I’m a 24-year old atheist living in the mountains of Colorado. My immediate family recognizes me as an atheist, but few family members beyond that know about my beliefs. I live in a younger community and many of my friends have similar beliefs to my own. My identification with atheism is not something I typically trumpet around everyday, although I did participate in a few A-Week functions which sparked some great dialog between myself and several theistic friends. I’m gaining comfort with my atheism but have yet to scream it from the rooftops.
My question is in regards to my aunt and uncle. More specifically, my question is about their son. You see, I’ll be attending his birthday this weekend (he will be one year old.) Before the little guy was born, my aunt and uncle asked me if I would be his godfather. My difficulty comes with being unsure of my aunt and uncle’s interpretation of the title. They both come from catholic backgrounds and while they wouldn’t be considered active in the church going crowd, they are very opinionated and firm in their beliefs. I’m not sure if they recognize me as an atheist or not, but I expect they don’t. To tell you the truth, I have my doubts that they would have requested this of me had they known I am an atheist. We live about five hours apart and see each other 5-6 times each year. We have many other interests in common and have always had a close and pleasant relationship. I love my godson and have taken the role willingly, looking forward to watching him grow, but I’m nervous about what feels like an impending conflict.
How will it be if/when they discover my atheism? Am I obligated to disclose this information?
Any feedback would be greatly appreciated. Your contribution to this community has been extremely helpful to me in the past.
The traditional Catholic role of godparent involves participating in important rituals such as baptism and confirmation, but the role is much broader than just playing a part in a ritual. The godparent is to oversee the religious upbringing of the child in partnership with the parents. Godparents are committed to put forth special effort for their whole lives to see to it that the child grows up as a devoted, observant Catholic. To do so, one of their basic qualifications is to be a devoted, observant Catholic themselves.
Nowadays, some parents who are only nominally religious think of a godparent as a kind of “backup parent” who will step forward to help with the child’s welfare, upbringing and guidance if the parents die before the child is able to take care of himself. In this interpretation, the religious obligations are minor to nonexistent.

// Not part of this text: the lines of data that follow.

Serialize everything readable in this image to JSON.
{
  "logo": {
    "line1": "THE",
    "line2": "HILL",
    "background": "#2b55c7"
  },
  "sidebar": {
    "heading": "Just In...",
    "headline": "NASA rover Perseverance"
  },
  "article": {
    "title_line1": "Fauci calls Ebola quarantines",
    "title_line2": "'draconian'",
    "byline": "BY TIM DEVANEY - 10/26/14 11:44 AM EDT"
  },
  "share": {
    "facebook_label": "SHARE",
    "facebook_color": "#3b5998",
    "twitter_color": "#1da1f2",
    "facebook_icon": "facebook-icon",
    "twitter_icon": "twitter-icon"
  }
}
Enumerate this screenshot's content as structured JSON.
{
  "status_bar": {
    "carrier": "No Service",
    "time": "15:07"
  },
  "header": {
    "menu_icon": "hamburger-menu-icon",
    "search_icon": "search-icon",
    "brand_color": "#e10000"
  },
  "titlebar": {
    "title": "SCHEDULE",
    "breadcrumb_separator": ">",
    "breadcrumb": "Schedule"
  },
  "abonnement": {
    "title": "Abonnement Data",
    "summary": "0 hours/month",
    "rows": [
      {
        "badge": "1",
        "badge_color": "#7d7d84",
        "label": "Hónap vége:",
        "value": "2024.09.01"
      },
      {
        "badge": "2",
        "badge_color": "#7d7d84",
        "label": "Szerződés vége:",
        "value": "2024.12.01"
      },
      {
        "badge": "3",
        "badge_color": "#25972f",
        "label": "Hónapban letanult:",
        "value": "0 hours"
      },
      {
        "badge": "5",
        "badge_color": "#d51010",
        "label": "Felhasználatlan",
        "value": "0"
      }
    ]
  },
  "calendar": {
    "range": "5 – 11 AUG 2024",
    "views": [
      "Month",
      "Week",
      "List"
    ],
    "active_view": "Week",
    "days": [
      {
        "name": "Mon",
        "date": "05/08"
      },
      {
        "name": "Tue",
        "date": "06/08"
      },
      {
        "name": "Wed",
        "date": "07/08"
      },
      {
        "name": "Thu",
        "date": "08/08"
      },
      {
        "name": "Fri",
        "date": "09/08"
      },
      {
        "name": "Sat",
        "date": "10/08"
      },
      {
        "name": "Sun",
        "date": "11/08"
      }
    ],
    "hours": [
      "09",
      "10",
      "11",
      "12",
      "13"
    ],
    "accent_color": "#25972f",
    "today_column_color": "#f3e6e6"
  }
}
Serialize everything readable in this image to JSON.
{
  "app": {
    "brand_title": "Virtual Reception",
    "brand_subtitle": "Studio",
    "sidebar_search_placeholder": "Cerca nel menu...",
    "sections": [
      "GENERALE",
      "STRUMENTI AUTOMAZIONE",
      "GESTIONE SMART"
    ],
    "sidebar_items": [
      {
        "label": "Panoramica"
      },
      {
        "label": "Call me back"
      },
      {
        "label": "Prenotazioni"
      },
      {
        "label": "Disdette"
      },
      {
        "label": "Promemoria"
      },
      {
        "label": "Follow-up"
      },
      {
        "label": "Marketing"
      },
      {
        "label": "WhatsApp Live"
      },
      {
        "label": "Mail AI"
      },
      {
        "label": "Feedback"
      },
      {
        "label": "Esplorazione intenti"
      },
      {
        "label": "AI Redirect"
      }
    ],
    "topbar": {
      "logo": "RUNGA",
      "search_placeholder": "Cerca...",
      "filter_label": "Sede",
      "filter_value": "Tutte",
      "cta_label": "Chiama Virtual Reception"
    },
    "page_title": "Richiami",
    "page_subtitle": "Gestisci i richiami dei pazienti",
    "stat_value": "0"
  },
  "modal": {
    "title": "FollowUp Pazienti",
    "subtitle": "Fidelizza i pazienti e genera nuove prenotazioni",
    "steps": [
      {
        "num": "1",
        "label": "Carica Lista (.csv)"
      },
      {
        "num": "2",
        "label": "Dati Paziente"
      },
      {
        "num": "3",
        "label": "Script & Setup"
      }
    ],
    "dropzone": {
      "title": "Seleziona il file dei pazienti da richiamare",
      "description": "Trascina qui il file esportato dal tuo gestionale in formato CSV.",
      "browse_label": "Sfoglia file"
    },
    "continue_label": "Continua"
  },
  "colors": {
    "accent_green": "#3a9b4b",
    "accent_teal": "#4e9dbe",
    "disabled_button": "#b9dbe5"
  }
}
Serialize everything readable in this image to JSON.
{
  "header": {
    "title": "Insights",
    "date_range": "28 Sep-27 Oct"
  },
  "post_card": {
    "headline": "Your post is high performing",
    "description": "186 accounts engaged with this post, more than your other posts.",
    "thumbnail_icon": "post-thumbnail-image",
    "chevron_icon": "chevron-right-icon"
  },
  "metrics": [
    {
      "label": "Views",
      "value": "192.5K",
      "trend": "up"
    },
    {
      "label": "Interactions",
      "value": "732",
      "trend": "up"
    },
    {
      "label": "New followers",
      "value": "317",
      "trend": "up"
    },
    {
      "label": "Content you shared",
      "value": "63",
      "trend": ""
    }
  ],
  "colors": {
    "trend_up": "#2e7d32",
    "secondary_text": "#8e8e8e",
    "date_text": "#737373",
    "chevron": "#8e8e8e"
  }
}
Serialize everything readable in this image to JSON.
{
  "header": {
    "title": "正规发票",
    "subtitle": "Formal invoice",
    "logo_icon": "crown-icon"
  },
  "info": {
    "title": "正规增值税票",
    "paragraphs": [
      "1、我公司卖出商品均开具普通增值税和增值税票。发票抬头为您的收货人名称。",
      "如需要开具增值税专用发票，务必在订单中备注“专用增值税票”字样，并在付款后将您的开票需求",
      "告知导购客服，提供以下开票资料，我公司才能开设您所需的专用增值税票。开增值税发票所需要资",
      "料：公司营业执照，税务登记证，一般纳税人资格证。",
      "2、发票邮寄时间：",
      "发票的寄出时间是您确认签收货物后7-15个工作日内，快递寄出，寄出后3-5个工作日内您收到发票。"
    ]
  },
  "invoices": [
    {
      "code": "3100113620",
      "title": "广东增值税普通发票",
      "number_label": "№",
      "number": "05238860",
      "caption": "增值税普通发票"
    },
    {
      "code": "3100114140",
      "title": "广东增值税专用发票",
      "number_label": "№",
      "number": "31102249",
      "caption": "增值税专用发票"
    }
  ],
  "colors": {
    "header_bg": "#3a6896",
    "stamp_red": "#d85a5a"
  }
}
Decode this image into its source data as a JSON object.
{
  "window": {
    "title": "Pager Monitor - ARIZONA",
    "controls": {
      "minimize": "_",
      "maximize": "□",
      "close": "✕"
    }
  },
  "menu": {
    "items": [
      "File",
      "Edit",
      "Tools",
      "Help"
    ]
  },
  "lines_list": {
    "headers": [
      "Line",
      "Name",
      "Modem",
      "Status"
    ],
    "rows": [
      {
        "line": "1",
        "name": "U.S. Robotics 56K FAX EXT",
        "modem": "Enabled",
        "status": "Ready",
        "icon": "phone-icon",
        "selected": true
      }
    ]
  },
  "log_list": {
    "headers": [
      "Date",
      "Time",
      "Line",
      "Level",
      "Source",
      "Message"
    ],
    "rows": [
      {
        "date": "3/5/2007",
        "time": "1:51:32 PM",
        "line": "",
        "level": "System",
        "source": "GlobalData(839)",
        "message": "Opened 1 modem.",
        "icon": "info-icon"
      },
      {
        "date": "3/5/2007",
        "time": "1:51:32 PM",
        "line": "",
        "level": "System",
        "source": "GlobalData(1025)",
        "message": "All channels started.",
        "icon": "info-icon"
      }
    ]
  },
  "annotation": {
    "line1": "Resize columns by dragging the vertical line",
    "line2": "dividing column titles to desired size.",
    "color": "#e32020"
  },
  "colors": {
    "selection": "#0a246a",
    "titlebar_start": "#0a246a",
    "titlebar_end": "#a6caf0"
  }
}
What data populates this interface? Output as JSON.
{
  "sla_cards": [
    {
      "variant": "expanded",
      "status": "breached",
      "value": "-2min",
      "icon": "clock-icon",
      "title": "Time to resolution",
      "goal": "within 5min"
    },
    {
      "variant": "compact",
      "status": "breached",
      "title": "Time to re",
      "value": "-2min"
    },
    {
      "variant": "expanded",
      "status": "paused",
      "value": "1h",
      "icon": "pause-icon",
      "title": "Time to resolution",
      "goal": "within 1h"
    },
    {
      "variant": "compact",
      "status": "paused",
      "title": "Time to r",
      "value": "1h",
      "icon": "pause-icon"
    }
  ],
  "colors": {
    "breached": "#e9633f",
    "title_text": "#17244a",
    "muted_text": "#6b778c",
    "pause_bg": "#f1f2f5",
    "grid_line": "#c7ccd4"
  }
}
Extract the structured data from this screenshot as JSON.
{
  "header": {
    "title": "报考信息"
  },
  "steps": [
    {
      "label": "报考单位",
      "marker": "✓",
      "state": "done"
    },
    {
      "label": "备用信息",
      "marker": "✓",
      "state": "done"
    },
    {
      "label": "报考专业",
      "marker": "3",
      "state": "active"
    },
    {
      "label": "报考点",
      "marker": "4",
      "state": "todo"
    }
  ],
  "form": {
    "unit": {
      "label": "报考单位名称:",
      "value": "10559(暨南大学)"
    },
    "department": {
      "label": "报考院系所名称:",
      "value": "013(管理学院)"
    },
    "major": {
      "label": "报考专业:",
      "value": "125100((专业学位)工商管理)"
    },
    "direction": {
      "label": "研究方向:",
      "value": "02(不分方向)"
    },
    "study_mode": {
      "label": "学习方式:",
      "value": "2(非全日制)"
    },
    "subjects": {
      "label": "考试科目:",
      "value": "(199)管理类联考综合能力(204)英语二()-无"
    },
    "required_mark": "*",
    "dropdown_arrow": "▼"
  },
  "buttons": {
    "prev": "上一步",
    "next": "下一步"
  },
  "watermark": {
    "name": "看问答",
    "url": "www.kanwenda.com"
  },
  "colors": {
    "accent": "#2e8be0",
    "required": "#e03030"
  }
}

But I don’t think that you should assume that your aunt and uncle see it that way. You need to talk with them directly to clarify what they expect and what you can deliver. Whether their concept of this is more religious or more secular, they are asking you to fulfill some kind of role of special trust. They probably picked you because they see in you a sensible and responsible person with integrity.
If you passively let them make assumptions about your beliefs, then when, not if, the truth comes out through a third party instead of yourself, they might feel deceived and resentful if they were counting on you having an acceptable level of religious belief. For your ongoing relationship with them and your young cousin, that would not be good.
First, tell them that you’ve been thinking about this, and ask them about what they expect of you as a godfather. Present your questions to them in the context of your love for the little guy, and your sincere desire to be a good influence and good example for him. You are honored by their trust, you take it seriously, and you want to be conscientious about what they expect.
Once you understand their interpretation of the role, you can decide what and how much of your own views to reveal, but be prepared that you might have to include them in the circle of your family who know about your atheism. Take things one step at a time. If it becomes necessary, it’s probably best not to out yourself at his birthday party with all the noise and the rest of the family around. Pick a quiet occasion.
If you decide to tell them, you may have to dispel some of the common misconceptions about atheism, such as equating it with anti-theism or Satanism and so forth. Even otherwise sophisticated people may have learned these stereotypes and may not have had any experience that would contradict them. Be patient with this. They have been misinformed by others. It is easier to help correct people’s misconceptions if you don’t put them on the defensive.
Let your overall goal be to preserve your good relationship with your uncle and aunt. This would be for its own sake, and also so that you’ll be allowed to enjoy the company of your little cousin as he grows up. Every kid with religious parents needs a “rational cousin” or a “sensible uncle” who quietly and subtly oversees his secular upbringing, planting seeds of critical thinking, demonstrating that skepticism is a virtue, encouraging an understanding about how science works, things like that. If as a teen or young adult he comes to have a crisis of his faith, he will need someone he trusts for honest answers and respectful encouragement to find whatever will be his own path.
Would that we all had such god-free mentors in our youth.